**** ENTRIES SUPPLIED ****
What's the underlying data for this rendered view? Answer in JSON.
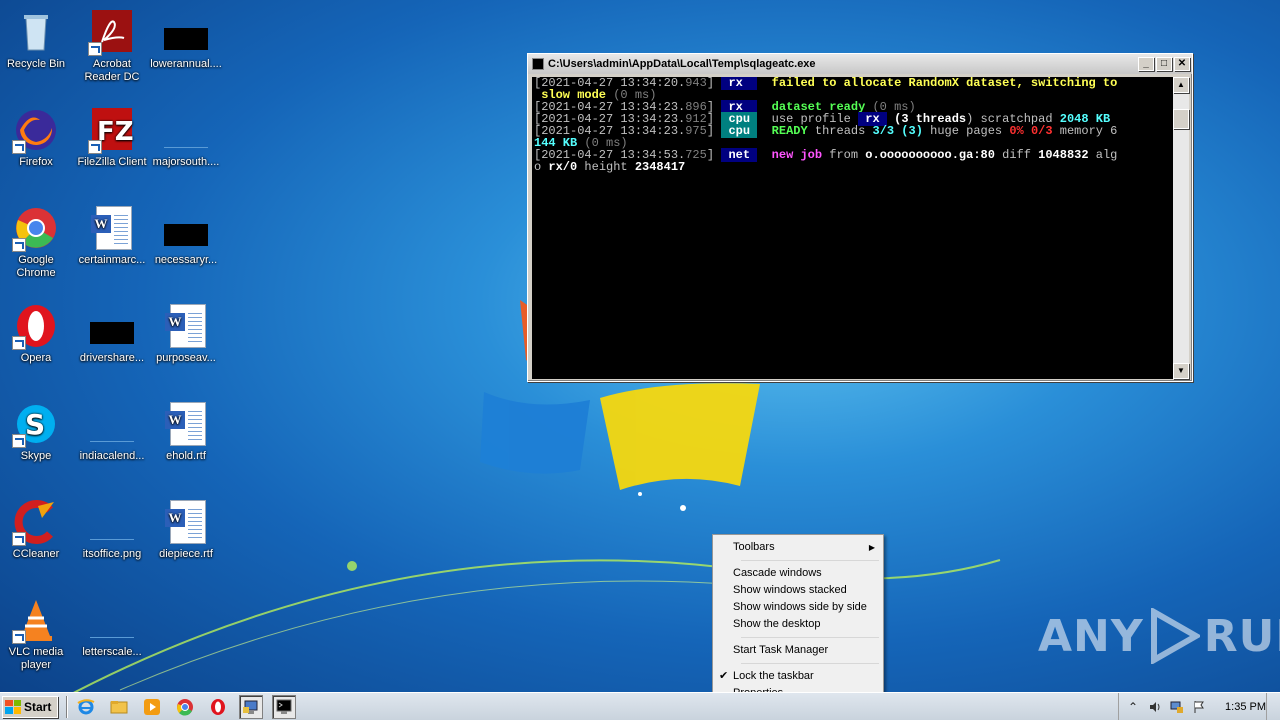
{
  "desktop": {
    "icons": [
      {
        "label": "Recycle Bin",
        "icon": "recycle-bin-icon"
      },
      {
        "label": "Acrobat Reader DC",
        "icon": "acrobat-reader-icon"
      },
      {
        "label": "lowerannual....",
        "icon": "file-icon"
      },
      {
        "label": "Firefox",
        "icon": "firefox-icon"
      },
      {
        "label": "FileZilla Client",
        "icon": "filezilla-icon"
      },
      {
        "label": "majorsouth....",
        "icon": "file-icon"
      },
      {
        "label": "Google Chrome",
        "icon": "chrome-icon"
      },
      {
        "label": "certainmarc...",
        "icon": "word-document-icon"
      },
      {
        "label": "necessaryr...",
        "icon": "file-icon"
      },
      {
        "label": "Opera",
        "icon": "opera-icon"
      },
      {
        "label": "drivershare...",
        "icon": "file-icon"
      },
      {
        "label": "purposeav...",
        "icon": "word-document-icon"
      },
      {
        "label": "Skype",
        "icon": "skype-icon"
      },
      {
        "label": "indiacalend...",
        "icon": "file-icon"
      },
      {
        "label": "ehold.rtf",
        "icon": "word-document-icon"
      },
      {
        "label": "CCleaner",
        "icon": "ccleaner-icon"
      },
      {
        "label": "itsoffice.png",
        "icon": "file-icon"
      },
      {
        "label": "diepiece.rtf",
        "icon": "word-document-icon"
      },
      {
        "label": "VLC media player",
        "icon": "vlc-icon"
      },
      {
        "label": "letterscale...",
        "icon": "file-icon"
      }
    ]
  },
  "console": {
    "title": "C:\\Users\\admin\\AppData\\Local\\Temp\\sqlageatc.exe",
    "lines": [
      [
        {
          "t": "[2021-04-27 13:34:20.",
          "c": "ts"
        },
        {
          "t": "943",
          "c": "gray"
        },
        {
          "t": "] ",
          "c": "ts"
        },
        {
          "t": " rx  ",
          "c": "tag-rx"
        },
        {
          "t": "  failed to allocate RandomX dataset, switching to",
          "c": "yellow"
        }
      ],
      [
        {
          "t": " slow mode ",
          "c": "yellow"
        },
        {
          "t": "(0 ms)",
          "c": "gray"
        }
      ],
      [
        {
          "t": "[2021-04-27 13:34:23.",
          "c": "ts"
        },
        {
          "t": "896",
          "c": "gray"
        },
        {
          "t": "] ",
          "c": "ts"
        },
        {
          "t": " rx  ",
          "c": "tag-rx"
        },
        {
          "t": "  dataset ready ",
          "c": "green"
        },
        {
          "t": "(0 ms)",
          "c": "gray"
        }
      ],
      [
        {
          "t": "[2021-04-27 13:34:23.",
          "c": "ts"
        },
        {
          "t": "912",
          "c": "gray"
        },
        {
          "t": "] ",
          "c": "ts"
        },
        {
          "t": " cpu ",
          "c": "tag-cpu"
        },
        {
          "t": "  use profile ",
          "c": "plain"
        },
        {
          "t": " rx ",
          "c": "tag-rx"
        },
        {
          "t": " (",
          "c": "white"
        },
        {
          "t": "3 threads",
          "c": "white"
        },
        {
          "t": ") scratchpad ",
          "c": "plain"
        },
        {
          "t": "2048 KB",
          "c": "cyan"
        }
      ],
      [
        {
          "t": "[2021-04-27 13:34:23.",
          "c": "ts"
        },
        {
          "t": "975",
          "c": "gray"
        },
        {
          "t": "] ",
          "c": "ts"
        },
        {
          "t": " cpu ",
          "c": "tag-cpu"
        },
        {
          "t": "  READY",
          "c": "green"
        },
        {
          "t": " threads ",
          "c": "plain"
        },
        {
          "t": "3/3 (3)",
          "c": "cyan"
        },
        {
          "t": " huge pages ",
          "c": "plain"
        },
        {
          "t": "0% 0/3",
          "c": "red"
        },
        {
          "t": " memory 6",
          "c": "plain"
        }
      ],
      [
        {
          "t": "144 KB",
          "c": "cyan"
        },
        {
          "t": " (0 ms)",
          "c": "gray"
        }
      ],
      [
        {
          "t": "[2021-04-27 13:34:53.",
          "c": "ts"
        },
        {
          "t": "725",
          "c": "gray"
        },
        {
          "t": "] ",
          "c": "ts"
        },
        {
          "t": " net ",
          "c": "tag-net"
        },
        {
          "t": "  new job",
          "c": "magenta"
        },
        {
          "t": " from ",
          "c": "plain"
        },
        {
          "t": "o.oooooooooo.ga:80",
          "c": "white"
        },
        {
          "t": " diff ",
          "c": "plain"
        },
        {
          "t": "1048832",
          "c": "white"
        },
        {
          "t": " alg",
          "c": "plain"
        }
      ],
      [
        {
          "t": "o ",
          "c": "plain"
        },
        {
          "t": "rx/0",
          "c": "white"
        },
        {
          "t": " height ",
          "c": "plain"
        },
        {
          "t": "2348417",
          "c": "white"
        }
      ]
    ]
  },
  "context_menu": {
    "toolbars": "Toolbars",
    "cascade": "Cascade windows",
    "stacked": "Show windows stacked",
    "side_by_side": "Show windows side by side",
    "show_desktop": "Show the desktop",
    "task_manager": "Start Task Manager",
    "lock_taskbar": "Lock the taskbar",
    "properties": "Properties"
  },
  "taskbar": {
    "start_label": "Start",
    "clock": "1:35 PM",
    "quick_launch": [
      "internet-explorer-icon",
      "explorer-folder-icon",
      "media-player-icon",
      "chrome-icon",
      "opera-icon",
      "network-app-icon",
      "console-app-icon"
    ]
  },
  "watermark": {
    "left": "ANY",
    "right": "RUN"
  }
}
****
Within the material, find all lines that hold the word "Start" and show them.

▶ SOLUTION TO THE PROBLEM
    "task_manager": "Start Task Manager",
    "start_label": "Start",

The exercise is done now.